Tempe, AZ February 26, 2002 Chief information officers are increasingly upbeat about the U.S. economy's prospects for 2002 and are cautiously preparing to loosen the purse strings and start spending on information technology projects again assuming that the economy stays healthy.
Such are the conclusions to be drawn from the latest iteration of the Morgan Stanley CIO Survey, version 3.0, issued this month and based on CIO interviews conducted in January.
In the latest survey, 60 percent of the 225 CIOs polled said they had a positive or slightly positive view of the U.S. economy, up from 44 percent in the last survey, taken in November 2001. A total of 63 percent reported feeling positive about their own company's business prospects for the year ahead, up from 55 percent in November and a post-September 11 showing of 42 percent in October.
Inversely, 44 percent of the CIOs in January said that the slowing economy had prompted them to re-evaluate their company's IT budget, down from 67 percent in November.
Moreover, in a bit of news sure to warm the hearts of solution providers, the percentage of CIOs indicating that they would be increasing IT spending in 2002 rose from 31 percent in November to 40 percent in January.
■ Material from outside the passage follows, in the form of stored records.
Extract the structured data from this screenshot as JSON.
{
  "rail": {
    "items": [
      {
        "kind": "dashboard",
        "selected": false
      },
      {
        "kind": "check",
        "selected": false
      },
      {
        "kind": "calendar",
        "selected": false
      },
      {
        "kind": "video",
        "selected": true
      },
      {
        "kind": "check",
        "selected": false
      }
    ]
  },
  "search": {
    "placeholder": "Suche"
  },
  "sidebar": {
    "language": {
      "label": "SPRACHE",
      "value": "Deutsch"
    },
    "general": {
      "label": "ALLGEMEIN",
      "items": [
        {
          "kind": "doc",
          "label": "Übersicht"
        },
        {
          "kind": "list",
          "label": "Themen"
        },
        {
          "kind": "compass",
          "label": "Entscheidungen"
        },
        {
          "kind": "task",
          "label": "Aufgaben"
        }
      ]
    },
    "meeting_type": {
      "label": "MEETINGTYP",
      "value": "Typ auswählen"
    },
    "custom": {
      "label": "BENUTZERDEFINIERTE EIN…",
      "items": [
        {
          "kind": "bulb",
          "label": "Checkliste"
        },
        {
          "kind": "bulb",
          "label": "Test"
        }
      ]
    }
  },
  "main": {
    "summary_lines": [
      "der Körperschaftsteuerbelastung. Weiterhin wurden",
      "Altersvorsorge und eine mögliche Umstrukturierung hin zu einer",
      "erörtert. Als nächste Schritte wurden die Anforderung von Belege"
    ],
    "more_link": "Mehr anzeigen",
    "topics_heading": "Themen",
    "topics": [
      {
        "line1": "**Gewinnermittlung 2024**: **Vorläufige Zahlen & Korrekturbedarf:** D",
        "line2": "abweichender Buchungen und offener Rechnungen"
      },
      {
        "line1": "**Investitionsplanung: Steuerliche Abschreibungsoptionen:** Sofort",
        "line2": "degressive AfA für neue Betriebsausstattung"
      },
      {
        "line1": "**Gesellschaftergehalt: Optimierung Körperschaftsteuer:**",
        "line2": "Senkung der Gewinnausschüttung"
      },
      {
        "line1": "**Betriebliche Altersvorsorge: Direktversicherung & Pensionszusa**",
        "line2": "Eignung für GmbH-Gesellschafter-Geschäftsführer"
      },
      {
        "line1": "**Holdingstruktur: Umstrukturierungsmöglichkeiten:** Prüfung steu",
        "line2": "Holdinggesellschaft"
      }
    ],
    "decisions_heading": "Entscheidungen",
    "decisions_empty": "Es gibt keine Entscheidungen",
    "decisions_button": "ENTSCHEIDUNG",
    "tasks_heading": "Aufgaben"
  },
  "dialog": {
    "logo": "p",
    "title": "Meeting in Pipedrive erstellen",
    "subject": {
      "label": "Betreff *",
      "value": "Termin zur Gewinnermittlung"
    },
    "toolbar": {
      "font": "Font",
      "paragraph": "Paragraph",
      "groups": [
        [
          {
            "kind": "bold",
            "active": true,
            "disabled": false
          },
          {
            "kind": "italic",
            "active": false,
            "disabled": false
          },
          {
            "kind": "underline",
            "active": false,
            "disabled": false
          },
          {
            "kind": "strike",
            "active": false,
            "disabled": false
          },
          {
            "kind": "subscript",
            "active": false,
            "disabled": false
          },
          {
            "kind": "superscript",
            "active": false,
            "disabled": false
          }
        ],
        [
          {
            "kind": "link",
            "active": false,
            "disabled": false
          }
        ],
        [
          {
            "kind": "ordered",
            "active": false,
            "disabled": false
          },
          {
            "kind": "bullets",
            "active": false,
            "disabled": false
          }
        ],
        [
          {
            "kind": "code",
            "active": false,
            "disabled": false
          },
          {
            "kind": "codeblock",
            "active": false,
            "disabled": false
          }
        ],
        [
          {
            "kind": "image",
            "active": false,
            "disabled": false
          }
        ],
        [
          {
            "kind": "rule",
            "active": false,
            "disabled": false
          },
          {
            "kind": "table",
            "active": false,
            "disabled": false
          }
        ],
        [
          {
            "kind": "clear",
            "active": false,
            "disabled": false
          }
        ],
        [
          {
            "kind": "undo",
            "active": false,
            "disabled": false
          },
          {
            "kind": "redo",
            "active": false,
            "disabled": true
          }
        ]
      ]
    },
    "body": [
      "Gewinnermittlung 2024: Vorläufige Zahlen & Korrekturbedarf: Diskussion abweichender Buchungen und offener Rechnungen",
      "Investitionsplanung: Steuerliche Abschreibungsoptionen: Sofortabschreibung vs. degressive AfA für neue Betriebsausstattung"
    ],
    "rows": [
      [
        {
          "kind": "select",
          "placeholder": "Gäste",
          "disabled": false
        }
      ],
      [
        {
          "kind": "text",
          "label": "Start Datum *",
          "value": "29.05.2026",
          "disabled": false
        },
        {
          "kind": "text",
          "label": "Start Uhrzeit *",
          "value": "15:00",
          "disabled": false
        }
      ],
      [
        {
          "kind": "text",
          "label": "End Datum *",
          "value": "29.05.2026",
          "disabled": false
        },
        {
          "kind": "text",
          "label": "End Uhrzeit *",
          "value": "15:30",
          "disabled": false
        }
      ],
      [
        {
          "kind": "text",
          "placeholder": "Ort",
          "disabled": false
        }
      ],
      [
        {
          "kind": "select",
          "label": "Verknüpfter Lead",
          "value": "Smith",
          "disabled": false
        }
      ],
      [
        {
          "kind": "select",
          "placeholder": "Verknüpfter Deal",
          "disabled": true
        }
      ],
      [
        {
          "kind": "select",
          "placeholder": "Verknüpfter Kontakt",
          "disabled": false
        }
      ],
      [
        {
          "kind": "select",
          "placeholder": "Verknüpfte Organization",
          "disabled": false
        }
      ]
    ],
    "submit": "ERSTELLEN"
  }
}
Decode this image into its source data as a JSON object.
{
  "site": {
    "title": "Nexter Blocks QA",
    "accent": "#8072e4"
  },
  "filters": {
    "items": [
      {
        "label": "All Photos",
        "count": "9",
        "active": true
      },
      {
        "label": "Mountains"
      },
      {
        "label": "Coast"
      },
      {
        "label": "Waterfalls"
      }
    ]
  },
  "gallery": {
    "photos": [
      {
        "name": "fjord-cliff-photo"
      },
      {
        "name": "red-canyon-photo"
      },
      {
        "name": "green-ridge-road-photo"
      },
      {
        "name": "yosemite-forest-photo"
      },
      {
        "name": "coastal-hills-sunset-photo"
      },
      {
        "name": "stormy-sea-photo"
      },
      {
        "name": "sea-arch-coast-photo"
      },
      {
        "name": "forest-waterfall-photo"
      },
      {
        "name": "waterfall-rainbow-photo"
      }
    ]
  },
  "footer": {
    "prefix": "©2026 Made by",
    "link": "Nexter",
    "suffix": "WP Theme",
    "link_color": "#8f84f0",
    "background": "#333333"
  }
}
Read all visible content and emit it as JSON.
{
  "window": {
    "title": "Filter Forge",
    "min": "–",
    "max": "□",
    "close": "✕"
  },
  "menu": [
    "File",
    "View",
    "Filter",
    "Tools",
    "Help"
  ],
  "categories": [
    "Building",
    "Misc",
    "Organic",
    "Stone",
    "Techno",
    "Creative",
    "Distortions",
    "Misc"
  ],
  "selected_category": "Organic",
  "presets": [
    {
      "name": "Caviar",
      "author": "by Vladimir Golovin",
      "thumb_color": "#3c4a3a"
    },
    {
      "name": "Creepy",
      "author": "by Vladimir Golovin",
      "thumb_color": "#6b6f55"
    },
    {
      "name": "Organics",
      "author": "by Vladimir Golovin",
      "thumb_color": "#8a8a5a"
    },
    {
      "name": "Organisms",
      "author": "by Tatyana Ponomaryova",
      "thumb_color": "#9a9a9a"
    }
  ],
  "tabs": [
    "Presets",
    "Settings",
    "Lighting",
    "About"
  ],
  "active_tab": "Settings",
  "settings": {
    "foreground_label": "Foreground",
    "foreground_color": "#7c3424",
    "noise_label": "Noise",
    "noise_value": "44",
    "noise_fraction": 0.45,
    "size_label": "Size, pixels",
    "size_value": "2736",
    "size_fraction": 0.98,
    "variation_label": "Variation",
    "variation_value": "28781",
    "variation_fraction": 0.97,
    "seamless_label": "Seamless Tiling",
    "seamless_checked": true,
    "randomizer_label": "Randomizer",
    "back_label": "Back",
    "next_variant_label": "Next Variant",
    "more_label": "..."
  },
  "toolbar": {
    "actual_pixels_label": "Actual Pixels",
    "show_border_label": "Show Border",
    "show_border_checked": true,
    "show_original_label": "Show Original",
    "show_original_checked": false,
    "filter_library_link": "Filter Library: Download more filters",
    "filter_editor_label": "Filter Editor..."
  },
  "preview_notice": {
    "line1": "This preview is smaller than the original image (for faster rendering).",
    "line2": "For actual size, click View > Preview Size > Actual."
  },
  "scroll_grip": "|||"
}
Also, 77 percent of the CIOs said they would begin new application projects in 2002, although this figure was up only 1 percent versus the reading of 76 percent in both October and November.
At the same time, the percentage of CIOs indicating they would not be spending more on technology products and services in 2002 than in 2001 edged up from 52 percent in November to 56 percent in January, while those uncertain about 2002 spending plans shrunk from 17 percent in November to 4 percent in January, indicating that more IT departments were finalizing their budgets for the year ahead.
Morgan Stanley further cautioned that IT spending this year looked to be more "back-end loaded," with 47 percent of the CIOs saying they expect to spend more in the second half of the year than in the first six months. This is compared to the 24 percent in the November survey who said they would spend more in the second half of 2001 than in the first half of that year). "This year is looking to be more back-end loaded as management wants to see how the economy plays out," the Morgan Stanley report suggested.
In fact, fully 52 percent of the CIOs said they expected the economy to improve in the third quarter of this year, while 1 percent predicted a pick-up in the first quarter and 18 percent, in the second quarter.
IT spending priorities for 2002 included application integration, security software and e-commerce initiatives. In addition, 18 percent of the CIOs cited customer relationship management (CRM) software as a priority for this year, 10 percent cited supply chain software and 7 percent cited procurement software.
Interestingly, 79 percent of the responding CIOs said their companies conduct at least some of their procurement online, although the percentage or procurement done online averaged 17 percent, with the median percentage coming in at 10 percent. A total of 45 percent of the CIOs said that their companies do between 1 and 10 percent of their procurement online, while just 10 percent of the companies are doing greater than 30 percent of their purchasing online, according to the CIOs.
In other results, the survey found that:
- 73 percent of the companies surveyed are using electronic data interchange (EDI);
- but 71 percent view eXtensible Markup Language (XML) as being at least somewhat strategic as an integration standard for their companies;
- and 60 percent are currently evaluating Web services. "Most companies are in early-learning mode as opposed to tangible projects," Morgan Stanley concludes in this regard.